This whole thing of what is indigenous and what is not is a bogus argument. Many festivals in India are celebrated by all. That’s part of our syncretic culture. Rather than being proud of the rich diversity of language, religion, attire etc, there are people who want to impose a bland homogeneity on us.

Does the MP himself not wear western clothes or Kurta? If he wants to be purely indigenous, he should wear only what people wore in ancient India and abandon all modern apparel, accoutrements technology including use of the smart phone. Will he?

Of course, such attacks are motivated. People are not fools, everybody knows who is targeted in such attacks. Be it the recent Fabindia ad now or the popular jewelry label Tanishq earlier (for showing an inter-faith marriage) last year. The greatest Urdu poet-lyricists of our country from Ghalib to Sahir, Firaq or Kaifi Azmi have given such great verses and songs. Are they not part of our heritage? Or should we boycott them too? Honestly, this has gone too far.

I don’t understand why other apparel brands did not come together and speak up against such bullying. Today it is Fabindia, tomorrow it will be one of them. It’s leading from one level to the other all because you want to target a particular community and constantly make them feel like secondary citizens. Where is all this going to lead us?

In his address to the nation on achieving the 100-crore vaccination mark against Covid-19, Prime Minister Narendra Modi urged Indians to encourage ‘Made in India’ products. Fab India products are sourced from all local manufactures in the country. They have a significant role to play in popularising block prints etc in cities and they have played some role to popularise rural artisanwork and craft.
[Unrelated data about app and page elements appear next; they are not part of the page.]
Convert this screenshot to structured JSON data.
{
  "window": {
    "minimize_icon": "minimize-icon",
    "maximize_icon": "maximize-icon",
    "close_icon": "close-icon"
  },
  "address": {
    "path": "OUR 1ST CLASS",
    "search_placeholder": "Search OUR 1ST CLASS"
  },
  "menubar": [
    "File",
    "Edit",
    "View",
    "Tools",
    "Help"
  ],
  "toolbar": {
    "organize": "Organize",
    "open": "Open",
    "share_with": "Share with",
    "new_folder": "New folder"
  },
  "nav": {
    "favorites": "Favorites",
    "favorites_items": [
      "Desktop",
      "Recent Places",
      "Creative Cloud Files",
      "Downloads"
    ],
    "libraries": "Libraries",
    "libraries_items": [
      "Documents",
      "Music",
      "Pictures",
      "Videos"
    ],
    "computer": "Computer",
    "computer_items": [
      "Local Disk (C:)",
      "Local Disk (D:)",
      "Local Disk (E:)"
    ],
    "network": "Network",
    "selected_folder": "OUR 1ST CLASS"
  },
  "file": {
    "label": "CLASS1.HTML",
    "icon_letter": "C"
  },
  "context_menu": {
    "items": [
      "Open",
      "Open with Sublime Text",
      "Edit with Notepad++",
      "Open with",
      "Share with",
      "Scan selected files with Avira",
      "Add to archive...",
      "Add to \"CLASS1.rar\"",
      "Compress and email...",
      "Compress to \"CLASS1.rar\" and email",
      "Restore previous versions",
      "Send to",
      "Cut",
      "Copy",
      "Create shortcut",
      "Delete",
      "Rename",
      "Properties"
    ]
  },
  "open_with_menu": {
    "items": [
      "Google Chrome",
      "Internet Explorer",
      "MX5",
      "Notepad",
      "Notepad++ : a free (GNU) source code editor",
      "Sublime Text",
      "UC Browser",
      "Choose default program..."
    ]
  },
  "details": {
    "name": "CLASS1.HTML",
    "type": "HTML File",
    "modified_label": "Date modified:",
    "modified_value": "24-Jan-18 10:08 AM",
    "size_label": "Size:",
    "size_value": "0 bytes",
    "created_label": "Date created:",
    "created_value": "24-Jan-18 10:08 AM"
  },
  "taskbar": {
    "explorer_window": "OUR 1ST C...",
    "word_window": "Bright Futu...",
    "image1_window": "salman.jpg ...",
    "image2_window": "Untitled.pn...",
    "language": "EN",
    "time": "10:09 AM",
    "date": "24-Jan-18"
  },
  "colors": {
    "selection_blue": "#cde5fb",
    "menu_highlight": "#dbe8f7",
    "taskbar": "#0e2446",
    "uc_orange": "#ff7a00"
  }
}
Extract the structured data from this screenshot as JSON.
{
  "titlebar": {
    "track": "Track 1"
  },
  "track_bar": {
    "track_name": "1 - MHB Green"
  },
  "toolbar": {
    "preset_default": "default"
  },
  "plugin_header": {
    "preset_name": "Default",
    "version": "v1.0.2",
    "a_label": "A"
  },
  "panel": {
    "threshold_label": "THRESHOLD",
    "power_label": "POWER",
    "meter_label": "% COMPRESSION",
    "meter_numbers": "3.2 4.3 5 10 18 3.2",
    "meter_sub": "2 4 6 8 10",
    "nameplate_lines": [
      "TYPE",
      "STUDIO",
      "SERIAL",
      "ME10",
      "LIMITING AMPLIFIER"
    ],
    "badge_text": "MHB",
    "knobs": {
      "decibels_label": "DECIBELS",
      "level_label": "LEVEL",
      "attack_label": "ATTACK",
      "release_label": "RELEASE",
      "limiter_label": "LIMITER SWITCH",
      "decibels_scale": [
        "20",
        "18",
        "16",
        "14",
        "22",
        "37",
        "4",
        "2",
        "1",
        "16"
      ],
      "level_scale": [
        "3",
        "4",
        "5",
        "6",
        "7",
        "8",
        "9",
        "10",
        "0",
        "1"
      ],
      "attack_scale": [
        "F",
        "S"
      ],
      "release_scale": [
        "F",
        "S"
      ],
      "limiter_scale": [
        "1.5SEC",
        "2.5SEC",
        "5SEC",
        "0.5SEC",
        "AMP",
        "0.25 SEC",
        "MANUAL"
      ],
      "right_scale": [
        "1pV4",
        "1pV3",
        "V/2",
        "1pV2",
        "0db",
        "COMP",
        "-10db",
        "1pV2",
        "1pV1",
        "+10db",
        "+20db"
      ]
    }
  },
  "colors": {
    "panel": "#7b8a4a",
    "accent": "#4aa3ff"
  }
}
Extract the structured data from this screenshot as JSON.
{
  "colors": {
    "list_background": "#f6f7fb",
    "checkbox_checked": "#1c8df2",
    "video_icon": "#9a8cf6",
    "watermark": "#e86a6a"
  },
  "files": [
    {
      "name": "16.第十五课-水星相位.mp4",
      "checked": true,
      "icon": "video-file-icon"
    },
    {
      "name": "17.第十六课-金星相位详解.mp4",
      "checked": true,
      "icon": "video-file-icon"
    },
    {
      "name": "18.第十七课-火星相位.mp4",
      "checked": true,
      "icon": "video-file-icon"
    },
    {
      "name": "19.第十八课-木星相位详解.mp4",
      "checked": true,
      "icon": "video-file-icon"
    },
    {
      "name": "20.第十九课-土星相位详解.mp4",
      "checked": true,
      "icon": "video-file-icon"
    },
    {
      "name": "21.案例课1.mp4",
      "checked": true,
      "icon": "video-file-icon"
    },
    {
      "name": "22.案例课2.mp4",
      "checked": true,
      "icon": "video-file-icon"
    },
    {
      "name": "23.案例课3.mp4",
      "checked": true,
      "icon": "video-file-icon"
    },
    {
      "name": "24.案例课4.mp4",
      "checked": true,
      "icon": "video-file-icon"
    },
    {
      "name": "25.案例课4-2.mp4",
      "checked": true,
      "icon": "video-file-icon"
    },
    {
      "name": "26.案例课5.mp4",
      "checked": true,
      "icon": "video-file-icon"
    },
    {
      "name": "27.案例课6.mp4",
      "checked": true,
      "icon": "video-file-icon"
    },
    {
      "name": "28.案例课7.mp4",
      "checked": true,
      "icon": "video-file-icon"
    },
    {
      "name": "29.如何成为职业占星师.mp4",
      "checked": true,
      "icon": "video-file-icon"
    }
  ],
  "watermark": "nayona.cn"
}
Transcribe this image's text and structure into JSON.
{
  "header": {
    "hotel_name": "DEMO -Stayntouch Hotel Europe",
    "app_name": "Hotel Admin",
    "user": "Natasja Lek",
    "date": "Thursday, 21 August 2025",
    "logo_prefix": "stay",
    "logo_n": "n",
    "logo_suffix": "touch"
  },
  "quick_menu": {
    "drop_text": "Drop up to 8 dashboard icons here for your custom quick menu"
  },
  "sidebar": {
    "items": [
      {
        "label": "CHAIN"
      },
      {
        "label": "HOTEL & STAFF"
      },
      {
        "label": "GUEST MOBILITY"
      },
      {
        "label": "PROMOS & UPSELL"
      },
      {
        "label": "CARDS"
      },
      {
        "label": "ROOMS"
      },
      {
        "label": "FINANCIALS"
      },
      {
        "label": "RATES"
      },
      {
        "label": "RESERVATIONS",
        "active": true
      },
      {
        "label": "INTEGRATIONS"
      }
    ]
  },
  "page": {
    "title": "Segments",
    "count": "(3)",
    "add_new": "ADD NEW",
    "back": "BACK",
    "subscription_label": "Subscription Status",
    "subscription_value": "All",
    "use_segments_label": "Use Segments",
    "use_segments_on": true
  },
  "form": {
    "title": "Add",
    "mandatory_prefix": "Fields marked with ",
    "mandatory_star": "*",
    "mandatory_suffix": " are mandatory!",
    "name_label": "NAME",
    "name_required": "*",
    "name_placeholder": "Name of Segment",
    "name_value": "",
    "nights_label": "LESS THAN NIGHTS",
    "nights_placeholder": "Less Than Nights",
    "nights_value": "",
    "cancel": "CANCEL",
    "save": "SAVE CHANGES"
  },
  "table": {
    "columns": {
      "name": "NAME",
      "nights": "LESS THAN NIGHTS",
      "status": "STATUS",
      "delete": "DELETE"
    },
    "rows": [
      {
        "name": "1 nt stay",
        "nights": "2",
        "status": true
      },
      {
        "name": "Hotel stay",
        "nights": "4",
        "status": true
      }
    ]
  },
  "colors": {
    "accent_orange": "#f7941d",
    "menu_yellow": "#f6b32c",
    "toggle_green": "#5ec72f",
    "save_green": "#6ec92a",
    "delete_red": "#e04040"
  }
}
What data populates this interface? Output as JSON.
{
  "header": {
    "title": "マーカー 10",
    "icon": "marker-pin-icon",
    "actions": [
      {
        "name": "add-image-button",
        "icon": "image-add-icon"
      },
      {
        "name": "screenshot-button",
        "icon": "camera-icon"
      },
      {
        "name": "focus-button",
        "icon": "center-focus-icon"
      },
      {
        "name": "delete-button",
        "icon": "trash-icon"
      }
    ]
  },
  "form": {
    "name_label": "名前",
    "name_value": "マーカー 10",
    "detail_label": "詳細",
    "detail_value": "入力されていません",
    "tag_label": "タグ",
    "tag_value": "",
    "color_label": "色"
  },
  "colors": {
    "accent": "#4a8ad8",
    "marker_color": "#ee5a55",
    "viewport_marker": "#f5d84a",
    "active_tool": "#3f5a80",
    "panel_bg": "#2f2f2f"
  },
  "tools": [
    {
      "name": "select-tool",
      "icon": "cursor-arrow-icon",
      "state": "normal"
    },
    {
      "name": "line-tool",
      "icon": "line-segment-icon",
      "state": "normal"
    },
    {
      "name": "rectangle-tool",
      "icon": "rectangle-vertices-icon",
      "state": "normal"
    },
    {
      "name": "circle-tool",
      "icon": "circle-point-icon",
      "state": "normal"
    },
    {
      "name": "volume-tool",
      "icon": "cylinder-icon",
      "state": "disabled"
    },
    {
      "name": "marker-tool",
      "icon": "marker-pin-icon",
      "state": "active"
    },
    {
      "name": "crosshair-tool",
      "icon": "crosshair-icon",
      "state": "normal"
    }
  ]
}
The ruling political class should look inwards when some of it leaders make such clarion calls that willy nilly might affect those concerns. People from all walks of life ought to speak up against this.

As Told To Mamta Sharma